Your instructions
Where in the records does the word "Utility" occur? Copy each line in which it does.

Interface dataset entries

########################################

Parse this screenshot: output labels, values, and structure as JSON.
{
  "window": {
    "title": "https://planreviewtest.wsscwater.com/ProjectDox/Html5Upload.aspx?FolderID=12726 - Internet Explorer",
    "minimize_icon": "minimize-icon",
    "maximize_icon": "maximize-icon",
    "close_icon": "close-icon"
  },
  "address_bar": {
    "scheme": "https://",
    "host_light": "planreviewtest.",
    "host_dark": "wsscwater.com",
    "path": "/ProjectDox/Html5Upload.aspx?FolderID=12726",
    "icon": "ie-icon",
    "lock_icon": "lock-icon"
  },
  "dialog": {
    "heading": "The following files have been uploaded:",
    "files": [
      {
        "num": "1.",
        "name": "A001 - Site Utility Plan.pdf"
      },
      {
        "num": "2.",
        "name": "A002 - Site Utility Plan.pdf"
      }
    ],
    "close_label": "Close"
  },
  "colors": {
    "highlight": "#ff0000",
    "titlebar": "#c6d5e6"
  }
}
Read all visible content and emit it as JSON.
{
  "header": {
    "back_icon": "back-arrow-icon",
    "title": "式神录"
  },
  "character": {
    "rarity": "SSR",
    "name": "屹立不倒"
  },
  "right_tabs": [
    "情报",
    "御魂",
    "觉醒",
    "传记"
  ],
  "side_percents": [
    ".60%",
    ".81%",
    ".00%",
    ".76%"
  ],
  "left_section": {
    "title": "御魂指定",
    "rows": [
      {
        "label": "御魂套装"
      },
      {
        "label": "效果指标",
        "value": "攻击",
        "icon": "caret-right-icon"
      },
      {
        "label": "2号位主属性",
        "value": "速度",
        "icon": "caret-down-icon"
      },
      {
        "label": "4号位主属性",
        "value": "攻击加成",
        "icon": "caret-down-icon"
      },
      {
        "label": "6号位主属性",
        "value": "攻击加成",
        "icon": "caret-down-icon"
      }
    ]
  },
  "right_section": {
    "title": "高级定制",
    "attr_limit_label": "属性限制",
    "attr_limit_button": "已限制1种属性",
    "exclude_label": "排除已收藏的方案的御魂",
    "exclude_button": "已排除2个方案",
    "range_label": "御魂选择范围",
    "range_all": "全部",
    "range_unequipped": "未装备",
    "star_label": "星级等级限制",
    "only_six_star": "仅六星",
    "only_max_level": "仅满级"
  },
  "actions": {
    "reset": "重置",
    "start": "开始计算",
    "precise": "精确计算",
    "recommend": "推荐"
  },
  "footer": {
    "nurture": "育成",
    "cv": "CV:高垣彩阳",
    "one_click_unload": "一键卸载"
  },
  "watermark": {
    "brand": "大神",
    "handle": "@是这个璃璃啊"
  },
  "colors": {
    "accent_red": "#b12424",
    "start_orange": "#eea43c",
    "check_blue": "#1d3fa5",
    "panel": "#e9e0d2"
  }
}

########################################

Output of the task
        "name": "A001 - Site Utility Plan.pdf"
        "name": "A002 - Site Utility Plan.pdf"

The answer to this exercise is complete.